Four key areas you will want to focus on for your loved one diagnosed with Alzheimer’s: 1- Recognizing if you or a family member is acting as a caregiver and the need to access professional care. 2- Locating licensed Memory Care facilities that will provide an appropriate and secure environment. 3- Cost of care is expensive and you need to understand what is covered by Medicare, what is going to be out-of-pocket as “private pay”, and if you will be able to financially and medically qualify for Medicaid. 4- You must get the legal framework in place to be able to act on behalf of your loved once they have lost the capacity to act with a “sound mind”. This means establishing the right family member as the “Power of Attorney” or if things have progressed beyond the point that a voluntary POA can be established it would become necessary to get a court ordered “Conservatorship” to make sure financial and health decisions are being managed correctly.

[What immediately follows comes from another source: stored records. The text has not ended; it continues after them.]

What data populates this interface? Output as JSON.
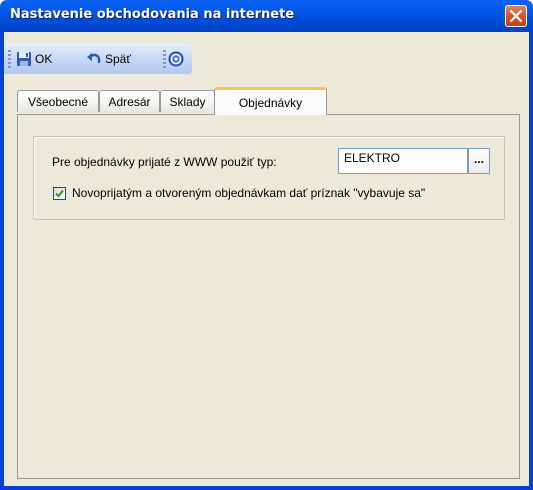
{
  "window": {
    "title": "Nastavenie obchodovania na internete"
  },
  "toolbar": {
    "ok_label": "OK",
    "back_label": "Späť"
  },
  "tabs": [
    {
      "label": "Všeobecné",
      "active": false
    },
    {
      "label": "Adresár",
      "active": false
    },
    {
      "label": "Sklady",
      "active": false
    },
    {
      "label": "Objednávky",
      "active": true
    }
  ],
  "orders": {
    "type_label": "Pre objednávky prijaté z WWW použiť typ:",
    "type_value": "ELEKTRO",
    "browse_label": "...",
    "flag_label": "Novoprijatým a otvoreným objednávkam dať príznak \"vybavuje sa\"",
    "flag_checked": true
  }
}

What can people do to help prevent dementia? There are brain exercises to pursue on a regular basis such as reading and writing, math/word games, puzzles, and strategy games such as cards and chess. Physical exercise, diet, sleep, limiting stress, and avoiding tobacco and limiting alcohol will all contribute to maintaining a healthy brain and mental sharpness. What can people do to recognize dementia? It is important to recognize the differences between the normal effects of aging on mental sharpness and the onset of dementia. It is normal for problem solving and thinking to slow down as we age, for memory to fade, and to see a decrease in concentration and attention span. But, there are more significant signs of diminished mental capacity that could indicate the onset of dementia such as impaired communication skills, change of personality and inappropriate behavior, confusing time and location, poor judgement and reasoning, physical problems with balance and dexterity, and a deterioration of physical appearance in grooming and safety. Pay attention for a loved one exhibiting these signs: the same questions are being asked repeatedly, getting disoriented in familiar places, can’t recognize or confuses family members, and a loss of ability to care of themselves both physically (eating, grooming) and functionally (routine tasks of independent living).

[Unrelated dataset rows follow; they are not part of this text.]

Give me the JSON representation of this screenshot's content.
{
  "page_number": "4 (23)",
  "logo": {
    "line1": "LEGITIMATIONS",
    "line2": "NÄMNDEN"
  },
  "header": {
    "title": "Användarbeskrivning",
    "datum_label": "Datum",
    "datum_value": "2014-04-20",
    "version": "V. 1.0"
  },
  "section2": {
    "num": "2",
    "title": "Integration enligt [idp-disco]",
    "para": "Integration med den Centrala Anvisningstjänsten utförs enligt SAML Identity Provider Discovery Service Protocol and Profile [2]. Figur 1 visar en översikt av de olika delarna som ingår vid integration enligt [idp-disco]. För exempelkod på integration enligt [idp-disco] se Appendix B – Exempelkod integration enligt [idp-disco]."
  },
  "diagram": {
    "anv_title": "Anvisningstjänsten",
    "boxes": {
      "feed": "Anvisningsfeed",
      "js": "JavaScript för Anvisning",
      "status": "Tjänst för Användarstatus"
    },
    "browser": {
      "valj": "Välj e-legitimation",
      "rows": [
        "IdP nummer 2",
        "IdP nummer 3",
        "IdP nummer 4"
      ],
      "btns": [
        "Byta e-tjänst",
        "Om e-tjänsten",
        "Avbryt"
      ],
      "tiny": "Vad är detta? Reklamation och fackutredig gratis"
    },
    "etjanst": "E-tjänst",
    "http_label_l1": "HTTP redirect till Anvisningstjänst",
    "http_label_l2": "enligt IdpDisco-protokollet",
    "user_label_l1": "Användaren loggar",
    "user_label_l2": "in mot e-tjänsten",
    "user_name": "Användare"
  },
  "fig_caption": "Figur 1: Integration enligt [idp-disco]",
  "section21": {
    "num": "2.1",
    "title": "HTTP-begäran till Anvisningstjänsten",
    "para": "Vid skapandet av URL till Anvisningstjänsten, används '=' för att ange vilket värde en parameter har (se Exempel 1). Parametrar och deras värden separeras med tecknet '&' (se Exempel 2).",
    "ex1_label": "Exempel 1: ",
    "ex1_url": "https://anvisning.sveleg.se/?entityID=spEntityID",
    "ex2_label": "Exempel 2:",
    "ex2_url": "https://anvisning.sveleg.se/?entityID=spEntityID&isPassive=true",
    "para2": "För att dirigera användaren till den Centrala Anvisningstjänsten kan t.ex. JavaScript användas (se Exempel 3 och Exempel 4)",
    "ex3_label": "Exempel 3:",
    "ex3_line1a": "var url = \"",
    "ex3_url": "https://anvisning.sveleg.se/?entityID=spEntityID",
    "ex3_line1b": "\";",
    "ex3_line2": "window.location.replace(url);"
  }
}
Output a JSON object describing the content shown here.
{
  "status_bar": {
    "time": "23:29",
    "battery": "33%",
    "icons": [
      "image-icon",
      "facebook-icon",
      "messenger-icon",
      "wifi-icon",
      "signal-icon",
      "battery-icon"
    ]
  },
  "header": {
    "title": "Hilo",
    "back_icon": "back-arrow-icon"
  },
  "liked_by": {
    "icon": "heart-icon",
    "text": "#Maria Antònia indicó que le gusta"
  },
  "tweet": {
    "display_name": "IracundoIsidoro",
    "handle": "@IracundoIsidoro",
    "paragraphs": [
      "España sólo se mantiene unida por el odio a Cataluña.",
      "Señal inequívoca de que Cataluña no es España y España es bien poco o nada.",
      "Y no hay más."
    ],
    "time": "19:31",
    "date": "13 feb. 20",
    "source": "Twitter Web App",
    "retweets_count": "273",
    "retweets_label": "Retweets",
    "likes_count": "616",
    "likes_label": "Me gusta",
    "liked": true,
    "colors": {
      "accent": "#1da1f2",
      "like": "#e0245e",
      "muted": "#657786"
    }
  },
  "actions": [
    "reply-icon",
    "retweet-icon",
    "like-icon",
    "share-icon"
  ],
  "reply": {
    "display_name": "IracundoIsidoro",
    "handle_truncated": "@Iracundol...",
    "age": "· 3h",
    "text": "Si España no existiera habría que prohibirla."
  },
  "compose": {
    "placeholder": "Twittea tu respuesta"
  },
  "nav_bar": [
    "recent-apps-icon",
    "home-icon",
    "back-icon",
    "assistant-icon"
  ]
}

Adapted from: The American Medical Association Many families will not recognize that dementia is afflicting a loved one. Compounding the difficulty for families is that long term care is a topic ignored by most people until they find themselves in a crisis situation. The sooner one arm themselves with information about dementia and how long term care works, how to pay for it, and the legal implications they are facing; the better the outcome will be for themselves and their loved one.

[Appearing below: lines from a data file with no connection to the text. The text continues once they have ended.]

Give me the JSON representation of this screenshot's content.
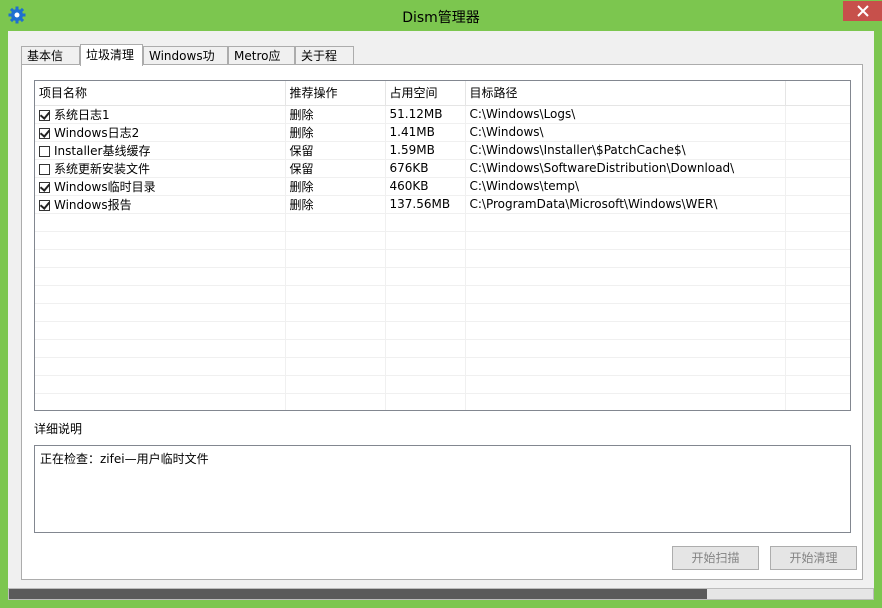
{
  "window": {
    "title": "Dism管理器"
  },
  "tabs": [
    {
      "label": "基本信息",
      "active": false
    },
    {
      "label": "垃圾清理",
      "active": true
    },
    {
      "label": "Windows功能",
      "active": false
    },
    {
      "label": "Metro应用",
      "active": false
    },
    {
      "label": "关于程序",
      "active": false
    }
  ],
  "table": {
    "headers": [
      "项目名称",
      "推荐操作",
      "占用空间",
      "目标路径"
    ],
    "rows": [
      {
        "checked": true,
        "name": "系统日志1",
        "action": "删除",
        "size": "51.12MB",
        "path": "C:\\Windows\\Logs\\"
      },
      {
        "checked": true,
        "name": "Windows日志2",
        "action": "删除",
        "size": "1.41MB",
        "path": "C:\\Windows\\"
      },
      {
        "checked": false,
        "name": "Installer基线缓存",
        "action": "保留",
        "size": "1.59MB",
        "path": "C:\\Windows\\Installer\\$PatchCache$\\"
      },
      {
        "checked": false,
        "name": "系统更新安装文件",
        "action": "保留",
        "size": "676KB",
        "path": "C:\\Windows\\SoftwareDistribution\\Download\\"
      },
      {
        "checked": true,
        "name": "Windows临时目录",
        "action": "删除",
        "size": "460KB",
        "path": "C:\\Windows\\temp\\"
      },
      {
        "checked": true,
        "name": "Windows报告",
        "action": "删除",
        "size": "137.56MB",
        "path": "C:\\ProgramData\\Microsoft\\Windows\\WER\\"
      }
    ]
  },
  "detail": {
    "label": "详细说明",
    "text": "正在检查：zifei—用户临时文件"
  },
  "buttons": {
    "scan": "开始扫描",
    "clean": "开始清理"
  },
  "progress": {
    "value": 0.808
  },
  "colors": {
    "frame": "#7cc64f",
    "close": "#c7504b",
    "icon": "#1e6fd0"
  }
}
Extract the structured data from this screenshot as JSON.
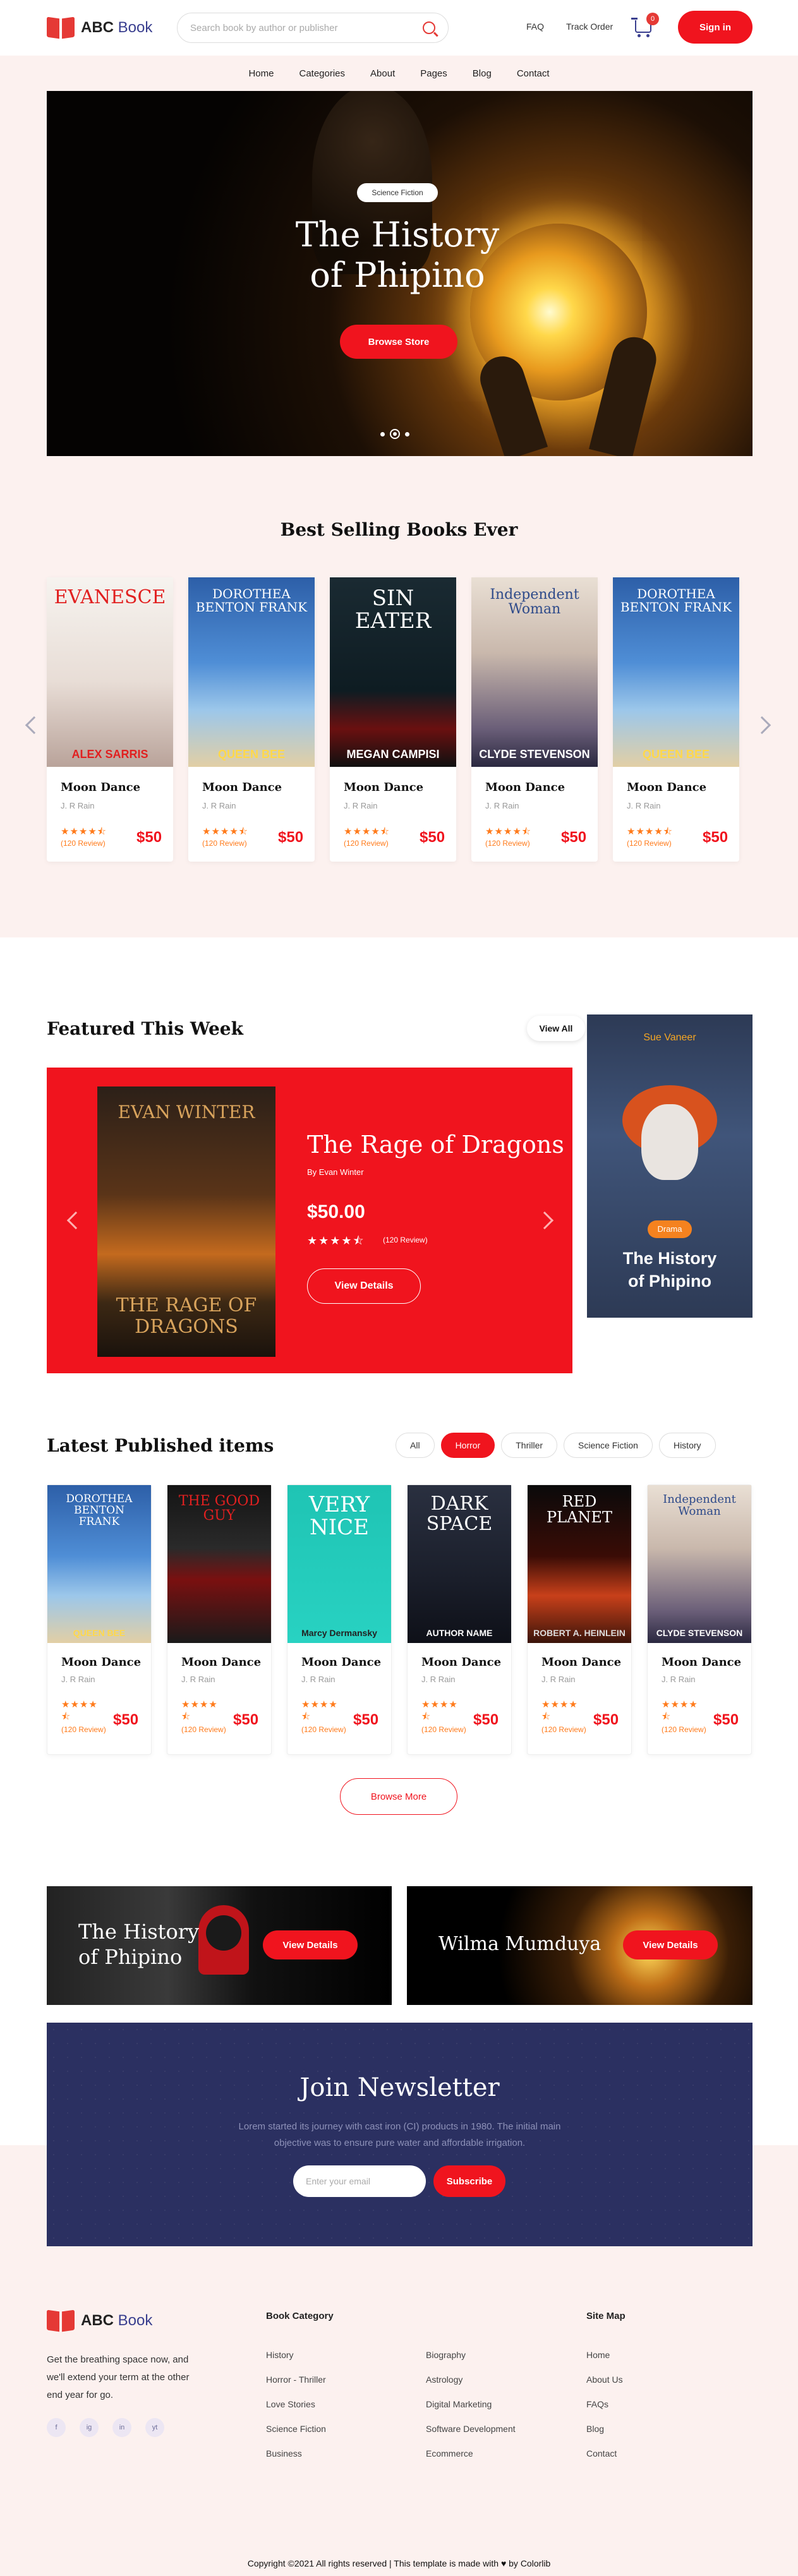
{
  "header": {
    "brand_part1": "ABC",
    "brand_part2": "Book",
    "search_placeholder": "Search book by author or publisher",
    "faq": "FAQ",
    "track_order": "Track Order",
    "cart_count": "0",
    "signin": "Sign in"
  },
  "nav": [
    "Home",
    "Categories",
    "About",
    "Pages",
    "Blog",
    "Contact"
  ],
  "hero": {
    "badge": "Science Fiction",
    "title_line1": "The History",
    "title_line2": "of Phipino",
    "button": "Browse Store"
  },
  "best_selling": {
    "title": "Best Selling Books Ever",
    "books": [
      {
        "cover_top": "EVANESCE",
        "cover_bottom": "ALEX SARRIS",
        "title": "Moon Dance",
        "author": "J. R Rain",
        "stars": "★★★★⯪",
        "review_count": "(120 Review)",
        "price": "$50"
      },
      {
        "cover_top": "DOROTHEA BENTON FRANK",
        "cover_bottom": "QUEEN BEE",
        "title": "Moon Dance",
        "author": "J. R Rain",
        "stars": "★★★★⯪",
        "review_count": "(120 Review)",
        "price": "$50"
      },
      {
        "cover_top": "SIN EATER",
        "cover_bottom": "MEGAN CAMPISI",
        "title": "Moon Dance",
        "author": "J. R Rain",
        "stars": "★★★★⯪",
        "review_count": "(120 Review)",
        "price": "$50"
      },
      {
        "cover_top": "Independent Woman",
        "cover_bottom": "CLYDE STEVENSON",
        "title": "Moon Dance",
        "author": "J. R Rain",
        "stars": "★★★★⯪",
        "review_count": "(120 Review)",
        "price": "$50"
      },
      {
        "cover_top": "DOROTHEA BENTON FRANK",
        "cover_bottom": "QUEEN BEE",
        "title": "Moon Dance",
        "author": "J. R Rain",
        "stars": "★★★★⯪",
        "review_count": "(120 Review)",
        "price": "$50"
      }
    ]
  },
  "featured": {
    "title": "Featured This Week",
    "view_all": "View All",
    "cover_author": "EVAN WINTER",
    "cover_title": "THE RAGE OF DRAGONS",
    "book_title": "The Rage of Dragons",
    "by": "By Evan Winter",
    "price": "$50.00",
    "stars": "★★★★⯪",
    "review_count": "(120 Review)",
    "button": "View Details",
    "side_ad": {
      "author": "Sue Vaneer",
      "tag": "Drama",
      "title_line1": "The History",
      "title_line2": "of Phipino"
    }
  },
  "latest": {
    "title": "Latest Published items",
    "filters": [
      "All",
      "Horror",
      "Thriller",
      "Science Fiction",
      "History"
    ],
    "active_filter": "Horror",
    "books": [
      {
        "cover_top": "DOROTHEA BENTON FRANK",
        "cover_bottom": "QUEEN BEE",
        "title": "Moon Dance",
        "author": "J. R Rain",
        "stars": "★★★★",
        "half": "⯪",
        "review_count": "(120 Review)",
        "price": "$50"
      },
      {
        "cover_top": "THE GOOD GUY",
        "cover_bottom": "",
        "title": "Moon Dance",
        "author": "J. R Rain",
        "stars": "★★★★",
        "half": "⯪",
        "review_count": "(120 Review)",
        "price": "$50"
      },
      {
        "cover_top": "VERY NICE",
        "cover_bottom": "Marcy Dermansky",
        "title": "Moon Dance",
        "author": "J. R Rain",
        "stars": "★★★★",
        "half": "⯪",
        "review_count": "(120 Review)",
        "price": "$50"
      },
      {
        "cover_top": "DARK SPACE",
        "cover_bottom": "AUTHOR NAME",
        "title": "Moon Dance",
        "author": "J. R Rain",
        "stars": "★★★★",
        "half": "⯪",
        "review_count": "(120 Review)",
        "price": "$50"
      },
      {
        "cover_top": "RED PLANET",
        "cover_bottom": "ROBERT A. HEINLEIN",
        "title": "Moon Dance",
        "author": "J. R Rain",
        "stars": "★★★★",
        "half": "⯪",
        "review_count": "(120 Review)",
        "price": "$50"
      },
      {
        "cover_top": "Independent Woman",
        "cover_bottom": "CLYDE STEVENSON",
        "title": "Moon Dance",
        "author": "J. R Rain",
        "stars": "★★★★",
        "half": "⯪",
        "review_count": "(120 Review)",
        "price": "$50"
      }
    ],
    "browse_more": "Browse More"
  },
  "banners": [
    {
      "title_line1": "The History",
      "title_line2": "of Phipino",
      "button": "View Details"
    },
    {
      "title_line1": "Wilma Mumduya",
      "title_line2": "",
      "button": "View Details"
    }
  ],
  "newsletter": {
    "title": "Join Newsletter",
    "text": "Lorem started its journey with cast iron (CI) products in 1980. The initial main objective was to ensure pure water and affordable irrigation.",
    "placeholder": "Enter your email",
    "button": "Subscribe"
  },
  "footer": {
    "brand_part1": "ABC",
    "brand_part2": "Book",
    "description": "Get the breathing space now, and we'll extend your term at the other end year for go.",
    "socials": [
      "f",
      "ig",
      "in",
      "yt"
    ],
    "category_heading": "Book Category",
    "category_col1": [
      "History",
      "Horror - Thriller",
      "Love Stories",
      "Science Fiction",
      "Business"
    ],
    "category_col2": [
      "Biography",
      "Astrology",
      "Digital Marketing",
      "Software Development",
      "Ecommerce"
    ],
    "sitemap_heading": "Site Map",
    "sitemap": [
      "Home",
      "About Us",
      "FAQs",
      "Blog",
      "Contact"
    ],
    "copyright_prefix": "Copyright ©2021 All rights reserved | This template is made with",
    "copyright_suffix": "by Colorlib"
  },
  "colors": {
    "accent": "#f0141e",
    "navy": "#2b3061",
    "pink_bg": "#fcf1ef",
    "star": "#ff7a1a"
  }
}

David Wingate is an elder law attorney at the Elder Law Office of David Wingate, LLC. The elder law office services clients with powers of attorneys, living wills, Wills, Trusts, Medicaid and asset protection. The Elder Law office has locations in Frederick and Montgomery Counties, Maryland.